Task directions -> Your job is to retype the records exactly while dropping every picture.

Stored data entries
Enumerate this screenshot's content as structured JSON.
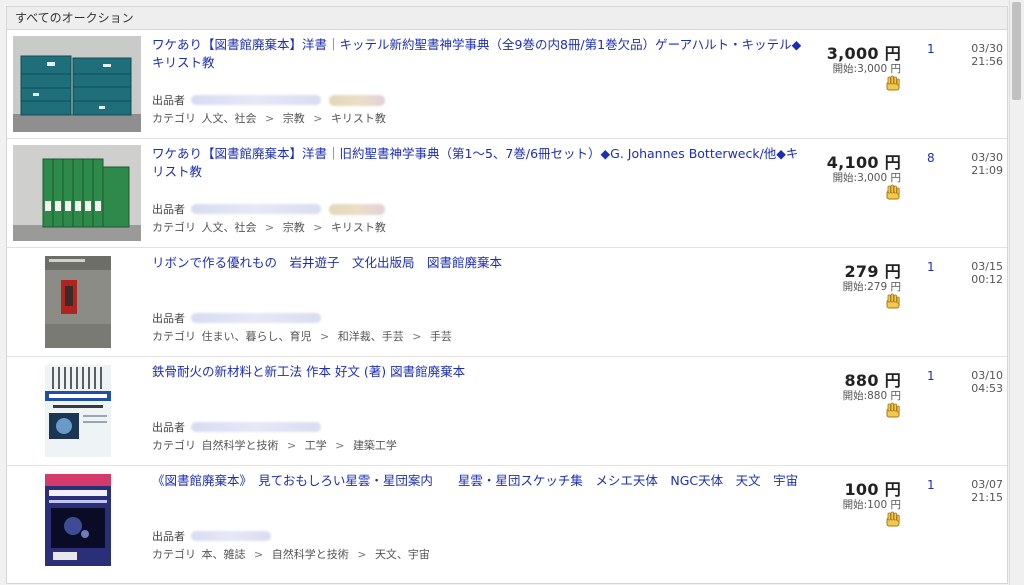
{
  "header": {
    "title": "すべてのオークション"
  },
  "seller_label": "出品者",
  "category_label": "カテゴリ",
  "yen": "円",
  "items": [
    {
      "title": "ワケあり【図書館廃棄本】洋書｜キッテル新約聖書神学事典（全9巻の内8冊/第1巻欠品）ゲーアハルト・キッテル◆キリスト教",
      "price": "3,000",
      "start": "開始:3,000 円",
      "bids": "1",
      "date": "03/30",
      "time": "21:56",
      "category": [
        "人文、社会",
        "宗教",
        "キリスト教"
      ],
      "image": "teal-boxed-volumes"
    },
    {
      "title": "ワケあり【図書館廃棄本】洋書｜旧約聖書神学事典（第1～5、7巻/6冊セット）◆G. Johannes Botterweck/他◆キリスト教",
      "price": "4,100",
      "start": "開始:3,000 円",
      "bids": "8",
      "date": "03/30",
      "time": "21:09",
      "category": [
        "人文、社会",
        "宗教",
        "キリスト教"
      ],
      "image": "green-volumes"
    },
    {
      "title": "リボンで作る優れもの　岩井遊子　文化出版局　図書館廃棄本",
      "price": "279",
      "start": "開始:279 円",
      "bids": "1",
      "date": "03/15",
      "time": "00:12",
      "category": [
        "住まい、暮らし、育児",
        "和洋裁、手芸",
        "手芸"
      ],
      "image": "ribbon-book"
    },
    {
      "title": "鉄骨耐火の新材料と新工法 作本 好文 (著) 図書館廃棄本",
      "price": "880",
      "start": "開始:880 円",
      "bids": "1",
      "date": "03/10",
      "time": "04:53",
      "category": [
        "自然科学と技術",
        "工学",
        "建築工学"
      ],
      "image": "steel-book"
    },
    {
      "title": "《図書館廃棄本》　見ておもしろい星雲・星団案内　　星雲・星団スケッチ集　メシエ天体　NGC天体　天文　宇宙",
      "price": "100",
      "start": "開始:100 円",
      "bids": "1",
      "date": "03/07",
      "time": "21:15",
      "category": [
        "本、雑誌",
        "自然科学と技術",
        "天文、宇宙"
      ],
      "image": "nebula-book"
    }
  ]
}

Written response ->
Enumerate this screenshot's content as structured JSON.
{
  "header": {
    "title": "すべてのオークション"
  },
  "seller_label": "出品者",
  "category_label": "カテゴリ",
  "yen": "円",
  "items": [
    {
      "title": "ワケあり【図書館廃棄本】洋書｜キッテル新約聖書神学事典（全9巻の内8冊/第1巻欠品）ゲーアハルト・キッテル◆キリスト教",
      "price": "3,000",
      "start": "開始:3,000 円",
      "bids": "1",
      "date": "03/30",
      "time": "21:56",
      "category": [
        "人文、社会",
        "宗教",
        "キリスト教"
      ],
      "image": "teal-boxed-volumes"
    },
    {
      "title": "ワケあり【図書館廃棄本】洋書｜旧約聖書神学事典（第1～5、7巻/6冊セット）◆G. Johannes Botterweck/他◆キリスト教",
      "price": "4,100",
      "start": "開始:3,000 円",
      "bids": "8",
      "date": "03/30",
      "time": "21:09",
      "category": [
        "人文、社会",
        "宗教",
        "キリスト教"
      ],
      "image": "green-volumes"
    },
    {
      "title": "リボンで作る優れもの　岩井遊子　文化出版局　図書館廃棄本",
      "price": "279",
      "start": "開始:279 円",
      "bids": "1",
      "date": "03/15",
      "time": "00:12",
      "category": [
        "住まい、暮らし、育児",
        "和洋裁、手芸",
        "手芸"
      ],
      "image": "ribbon-book"
    },
    {
      "title": "鉄骨耐火の新材料と新工法 作本 好文 (著) 図書館廃棄本",
      "price": "880",
      "start": "開始:880 円",
      "bids": "1",
      "date": "03/10",
      "time": "04:53",
      "category": [
        "自然科学と技術",
        "工学",
        "建築工学"
      ],
      "image": "steel-book"
    },
    {
      "title": "《図書館廃棄本》　見ておもしろい星雲・星団案内　　星雲・星団スケッチ集　メシエ天体　NGC天体　天文　宇宙",
      "price": "100",
      "start": "開始:100 円",
      "bids": "1",
      "date": "03/07",
      "time": "21:15",
      "category": [
        "本、雑誌",
        "自然科学と技術",
        "天文、宇宙"
      ],
      "image": "nebula-book"
    }
  ]
}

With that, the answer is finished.